[What the task requires]: Go through the data below. Pull out every line that has the word "JSON".

--------------------------------------------------

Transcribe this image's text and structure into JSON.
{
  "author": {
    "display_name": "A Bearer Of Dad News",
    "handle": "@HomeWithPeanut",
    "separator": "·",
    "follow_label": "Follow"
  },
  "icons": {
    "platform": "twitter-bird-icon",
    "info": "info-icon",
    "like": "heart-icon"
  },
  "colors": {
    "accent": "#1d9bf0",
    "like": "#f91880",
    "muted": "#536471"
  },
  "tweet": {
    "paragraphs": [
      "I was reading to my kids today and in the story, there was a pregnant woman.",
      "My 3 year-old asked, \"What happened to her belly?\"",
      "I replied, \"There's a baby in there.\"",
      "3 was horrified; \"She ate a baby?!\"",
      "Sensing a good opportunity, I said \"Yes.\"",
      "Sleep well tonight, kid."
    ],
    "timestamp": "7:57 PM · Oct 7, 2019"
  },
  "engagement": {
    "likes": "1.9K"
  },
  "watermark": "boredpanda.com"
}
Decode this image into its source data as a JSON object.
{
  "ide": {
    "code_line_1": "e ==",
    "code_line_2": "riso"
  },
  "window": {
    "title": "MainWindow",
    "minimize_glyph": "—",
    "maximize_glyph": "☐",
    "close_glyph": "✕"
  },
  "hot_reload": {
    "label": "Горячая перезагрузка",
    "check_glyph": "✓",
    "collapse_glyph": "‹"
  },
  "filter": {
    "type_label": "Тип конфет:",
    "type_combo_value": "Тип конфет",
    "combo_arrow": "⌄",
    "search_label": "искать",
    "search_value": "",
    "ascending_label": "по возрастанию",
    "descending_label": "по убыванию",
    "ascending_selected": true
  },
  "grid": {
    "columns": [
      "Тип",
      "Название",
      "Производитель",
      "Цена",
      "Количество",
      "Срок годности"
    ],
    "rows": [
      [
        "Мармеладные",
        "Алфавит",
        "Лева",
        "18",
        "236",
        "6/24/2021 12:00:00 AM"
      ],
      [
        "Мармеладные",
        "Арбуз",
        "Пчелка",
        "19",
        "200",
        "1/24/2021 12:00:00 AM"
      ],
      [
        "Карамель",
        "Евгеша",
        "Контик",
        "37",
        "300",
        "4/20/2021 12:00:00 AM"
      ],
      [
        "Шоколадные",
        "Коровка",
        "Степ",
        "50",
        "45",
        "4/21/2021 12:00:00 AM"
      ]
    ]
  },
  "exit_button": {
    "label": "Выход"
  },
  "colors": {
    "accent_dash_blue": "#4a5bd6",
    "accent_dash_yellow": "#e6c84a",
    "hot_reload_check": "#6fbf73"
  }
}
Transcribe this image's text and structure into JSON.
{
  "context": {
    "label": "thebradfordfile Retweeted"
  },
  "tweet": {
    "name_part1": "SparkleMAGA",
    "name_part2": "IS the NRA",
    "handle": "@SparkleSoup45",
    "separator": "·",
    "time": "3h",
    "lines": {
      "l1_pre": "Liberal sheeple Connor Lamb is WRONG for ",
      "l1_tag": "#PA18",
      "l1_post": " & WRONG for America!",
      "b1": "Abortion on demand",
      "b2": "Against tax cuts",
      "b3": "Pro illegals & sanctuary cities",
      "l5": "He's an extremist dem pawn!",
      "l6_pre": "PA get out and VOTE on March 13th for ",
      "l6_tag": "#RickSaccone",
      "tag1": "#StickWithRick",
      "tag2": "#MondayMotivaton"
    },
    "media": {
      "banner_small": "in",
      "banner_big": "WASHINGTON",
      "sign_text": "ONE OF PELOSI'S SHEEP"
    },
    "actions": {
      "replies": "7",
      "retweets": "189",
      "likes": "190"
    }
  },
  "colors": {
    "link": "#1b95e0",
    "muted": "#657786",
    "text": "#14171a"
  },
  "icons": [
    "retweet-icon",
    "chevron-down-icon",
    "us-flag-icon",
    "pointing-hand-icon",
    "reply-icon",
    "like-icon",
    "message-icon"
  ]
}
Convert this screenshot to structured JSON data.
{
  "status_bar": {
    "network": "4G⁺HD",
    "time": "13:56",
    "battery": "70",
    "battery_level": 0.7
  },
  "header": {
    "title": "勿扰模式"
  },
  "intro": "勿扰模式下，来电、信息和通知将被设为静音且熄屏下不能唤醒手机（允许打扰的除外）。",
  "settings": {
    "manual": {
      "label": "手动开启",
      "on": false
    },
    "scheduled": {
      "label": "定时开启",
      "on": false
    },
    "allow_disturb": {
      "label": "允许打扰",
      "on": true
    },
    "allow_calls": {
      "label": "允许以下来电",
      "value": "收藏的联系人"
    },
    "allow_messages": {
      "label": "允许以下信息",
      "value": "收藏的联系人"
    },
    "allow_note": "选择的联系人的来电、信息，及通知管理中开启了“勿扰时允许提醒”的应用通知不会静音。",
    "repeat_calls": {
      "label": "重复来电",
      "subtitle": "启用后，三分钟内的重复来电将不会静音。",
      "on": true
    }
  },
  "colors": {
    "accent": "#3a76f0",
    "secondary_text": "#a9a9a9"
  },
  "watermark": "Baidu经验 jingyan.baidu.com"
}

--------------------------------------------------

[Response to the task]:
Transcribe this image's text and structure into JSON.
Decode this image into its source data as a JSON object.
Transcribe this image's text and structure into JSON.
Convert this screenshot to structured JSON data.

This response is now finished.